Listening is one of the best ways to build rapport. You don’t just listen with your ears; you do it with your whole body. Yup, this is another post about body language.
I mentioned last week that mirroring body language could be a whole post in itself, and here it is. Enjoy!
Be Like Obama
In my training and coaching sessions, we spend a lot of time talking about how to listen with your body. Of course, you can show listening with things like eye contact and open postures. In addition to that, I teach a powerful technique that psychologists call mirroring, mimicry or the chameleon effect. This involves subtly matching the person you’re conversing with, which happens naturally when you have good rapport and can actually be used to build it.
When I was searching for images of mirroring body posture for my training slides, pictures of Obama with other politicians popped up all over the place. No matter what you think of his policies, most would agree Barack Obama is one of the most charismatic leaders alive today. He certainly knows how to build rapport through mirroring. Here are just a few examples:
So when reminding my trainees to mirror, I just go back to these images and tell them to “Be like Obama.”
How Does It Work?
Mirroring is especially good at building rapport, because it implicitly communicates “I am like you.”
Mirroring naturally happens in social interactions, especially in positive and collaborative situations. Chartrand and Bargh found that people working together naturally imitate each other, and people with a lot of empathy tended to mirror the most. So if someone has empathy for you and wants to work collaboratively with you, they will naturally have a tendency to copy your movements.
Even more interesting in this same paper is that when they had actors instructed to mirror or not mirror participants in a conversation, the participants who were mirrored rated the interaction as smoother and rated the actor as more likeable. This means that you can make new people like you more by simply mirroring their body language. Imagine how useful this could be for networking, sales, and especially job interviews.
If you want to see mirroring in action, check out this BuzzFeed video. Bet you never thought I would send you to BuzzFeed for professional tips!
Don’t Overdo It
Once people learn the magic behind mirroring, a common mistake they make is over-doing it. This might be stating the obvious, but there are some times when you don’t want to mirror the person you’re speaking to. These include aggressive conversations, situations with complex power dynamics, or any instance where it seems unnatural.
After emphasising the importance of mirroring body language, I often ask trainees to practice with each other in pairs of speakers and listeners. In one session, a pair had a speaker that liked to gesticulate. Wanting to mirror his gestures, the listener was awkwardly waving his hands in the air in silence, trying to exactly copy the speaker.

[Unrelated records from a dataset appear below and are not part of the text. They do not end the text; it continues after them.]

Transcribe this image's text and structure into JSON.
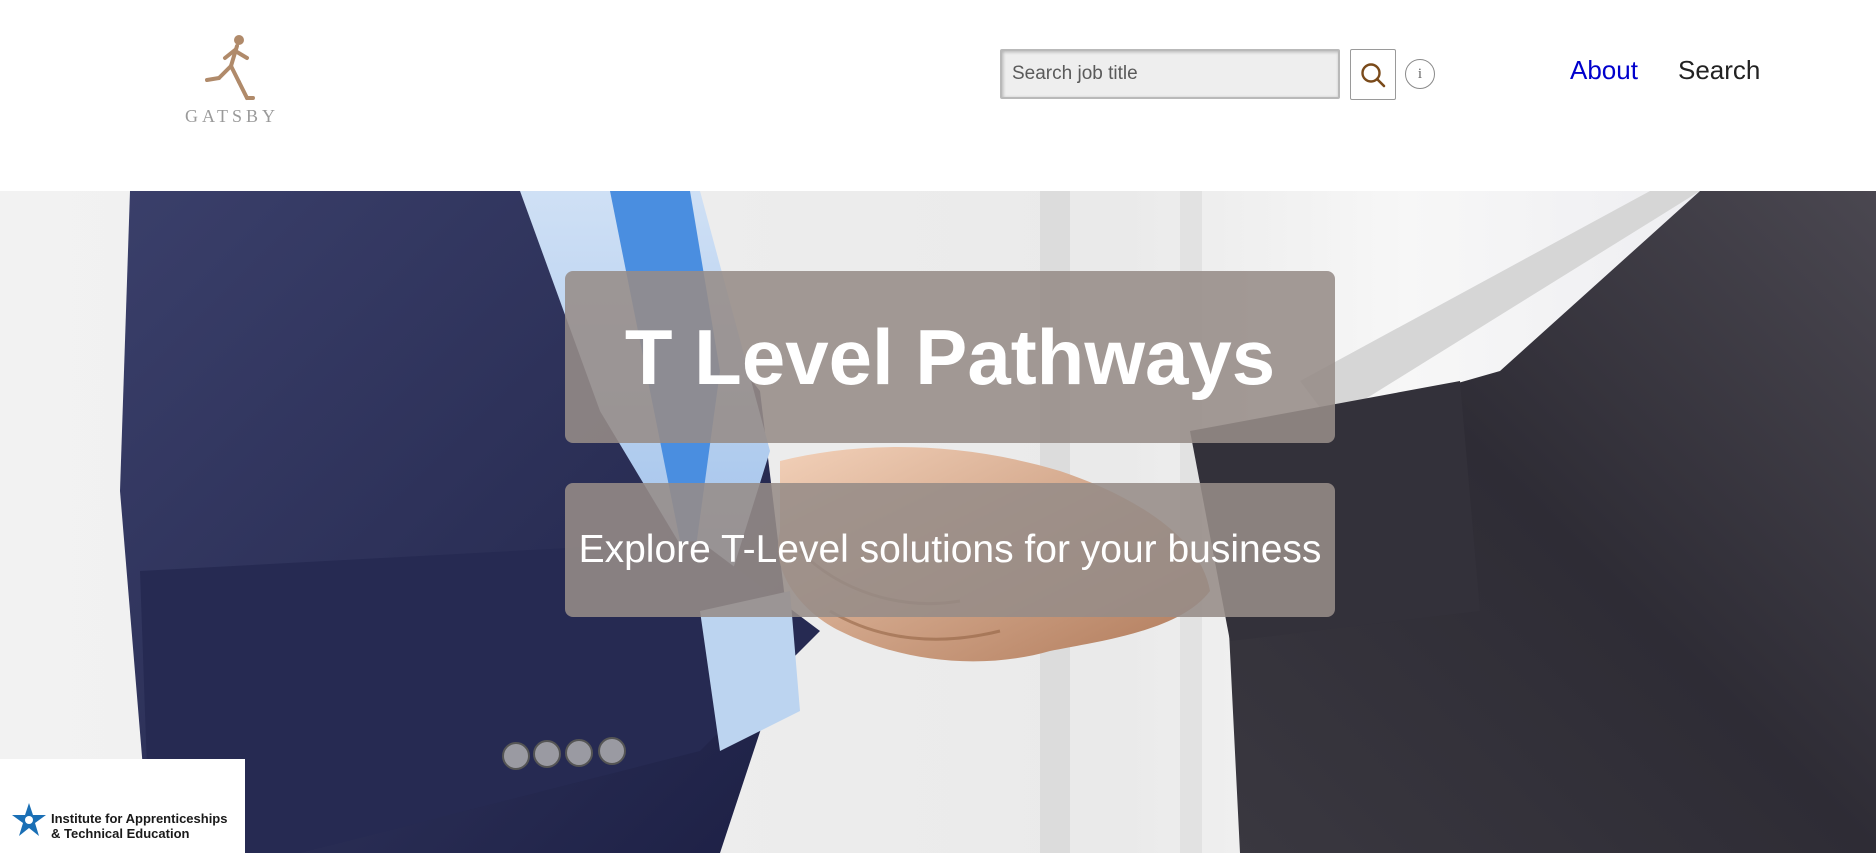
{
  "header": {
    "logo": {
      "text": "GATSBY",
      "icon": "running-mannequin-icon"
    },
    "search": {
      "placeholder": "Search job title",
      "value": ""
    },
    "search_button_icon": "search-icon",
    "info_button": {
      "label": "i",
      "icon": "info-icon"
    },
    "nav": [
      {
        "label": "About",
        "color": "#0000cc"
      },
      {
        "label": "Search",
        "color": "#222222"
      }
    ]
  },
  "hero": {
    "title": "T Level Pathways",
    "subtitle": "Explore T-Level solutions for your business",
    "background": "business-handshake-photo",
    "overlay_color": "#968c88"
  },
  "footer_badge": {
    "line1": "Institute for Apprenticeships",
    "line2": "& Technical Education",
    "icon": "star-logo-icon",
    "brand_color": "#1a6fb5"
  }
}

At best, this kind of extreme mirroring seems a bit absurd; at worst, it looks like the listener is mocking the gestures of speaker. Mirroring has to be subtle, because at some point mirroring becomes mockery – and that’s a quick way to ruin any rapport you’ve built. This is the error that most people make. For this reason, Blake Eastman from The Nonverbal Group says we should avoid unnatural mirroring and merely learn to notice natural mirroring indicator that rapport has been built. This is certainly useful, but there is much more to be gained if we can learn to intentionally mirror others in a subtle, natural way.
Keep It Subtle
So, how do you make it subtle? I have three suggestions for you today.
First, try to imitate more long-term static body language, as opposed to brief dynamic movements. If the speaker itches their nose, it may seem contrived if you, soon after, itch your nose in the exact same place. However, it’s not unnatural at all for two people having a conversation to generally sit in the same way, like Obama and Prince William (right).
Second, allow a bit of time to pass before matching the other person. This makes it appear more natural. If they shift their posture, wait a few seconds and then shift your posture in a similar way. If they gesture when they talk, wait until it’s your turn to talk before you gesture. Mirroring might actually be a bad word for this, because you’re not copying your conversational partner in real time. Perhaps we should have called it “echoing” instead.
Finally, make sure you’re matching body language in a comfortable way that feels natural to you. In the image to the left, Angelina Jolie isn’t mirroring the leg positioning of her interviewer, as that would be quite uncomfortable in her pencil skirt. However, she is similarly sitting back with her hands on her legs and matching his smile. Mirror the aspects of body language that feel most natural to you.
Mirroring is a very useful tool. Mirroring naturally happens when you have built rapport, so you can use it as an indicator that things are going well. Even more interesting, you can also actively mirror people to implicitly make them like you more.
That said, you have to do it right. Only imitate elements of your conversational partner’s body postures in a way that feels natural and comfortable to you. To make it seem more natural, use a slight delay and focus on matching the longer-term static body language.
If you liked this and want to learn more about this topic, check out Marco Iacoboni’s book, Mirroring people: The new science of how we connect with others. You can also set up a personal coaching session with me, and we can practice together.